“The technology applies not only to our testing instrumentation but is also a part of how we communicate with our patients. Allowing them to schedule and confirm appointments online is perceived as convenient and forward thinking.”
Liu is always striving to find ways to better serve the patients and connect with new ones. “Using systems like DemandForce has provided invaluable office feedback through online patient surveys, while also enhancing our web presence by contributing to search engine optimization criterion used by Google and other search engines.”
D. PENN MOODY, OD
Founder/Ceo Moody Eyes, Llc
“Give each patient a unique, exceptional experience and have fun doing it . . . the money will follow.”

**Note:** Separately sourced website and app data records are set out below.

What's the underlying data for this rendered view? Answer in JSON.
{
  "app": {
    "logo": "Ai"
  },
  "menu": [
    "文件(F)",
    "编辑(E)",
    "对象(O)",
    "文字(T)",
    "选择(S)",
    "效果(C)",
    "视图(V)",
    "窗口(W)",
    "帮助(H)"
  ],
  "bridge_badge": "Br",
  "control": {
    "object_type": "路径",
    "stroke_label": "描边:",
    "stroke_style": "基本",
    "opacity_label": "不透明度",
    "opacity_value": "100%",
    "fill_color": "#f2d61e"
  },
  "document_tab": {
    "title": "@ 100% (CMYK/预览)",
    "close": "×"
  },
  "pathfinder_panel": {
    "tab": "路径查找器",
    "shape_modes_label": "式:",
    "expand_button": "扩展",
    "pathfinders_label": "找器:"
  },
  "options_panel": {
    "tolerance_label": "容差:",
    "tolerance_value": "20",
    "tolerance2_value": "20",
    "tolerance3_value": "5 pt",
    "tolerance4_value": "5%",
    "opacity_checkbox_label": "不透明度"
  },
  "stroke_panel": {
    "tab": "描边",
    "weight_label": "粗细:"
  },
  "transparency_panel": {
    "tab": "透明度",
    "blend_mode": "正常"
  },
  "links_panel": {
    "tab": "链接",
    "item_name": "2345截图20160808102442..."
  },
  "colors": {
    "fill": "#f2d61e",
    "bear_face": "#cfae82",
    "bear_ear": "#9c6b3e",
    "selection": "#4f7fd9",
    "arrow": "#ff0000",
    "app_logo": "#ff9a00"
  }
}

As the founder and CEO of Moody Eyes, D. Penn Moody, OD, has realized that he’s a leader more than a decision maker, responsible for developing his own skills as well as those of his staff. “The key awakening point for me was when we had our five-year retrospective meeting, and I presented 17 key decisions over that span,” he says. “While preparing my material I realized not a single one of the ideas was mine. What I had done was implement them into our business. That’s when I began to understand my primary responsibility is to lead our staff members.”
Developing these leadership skills is an ongoing and intentional endeavor. “I spend time, energy and money developing my personal leadership skills,” he said, because “I believe every organization is limited by the abilities of its leader.”
Cultivating his employees is deliberate as well. “Each of our employees has an area for which they are primarily responsible,” he says. “I have learned to define the results we want, have the staff member design the process they believe is best, and then we will refine it together.”
Another cornerstone of Dr. Moody’s practice is being “totally committed to an exceptional experience for every patient,” he says. “This means listening to what they want us to do for them and providing that.”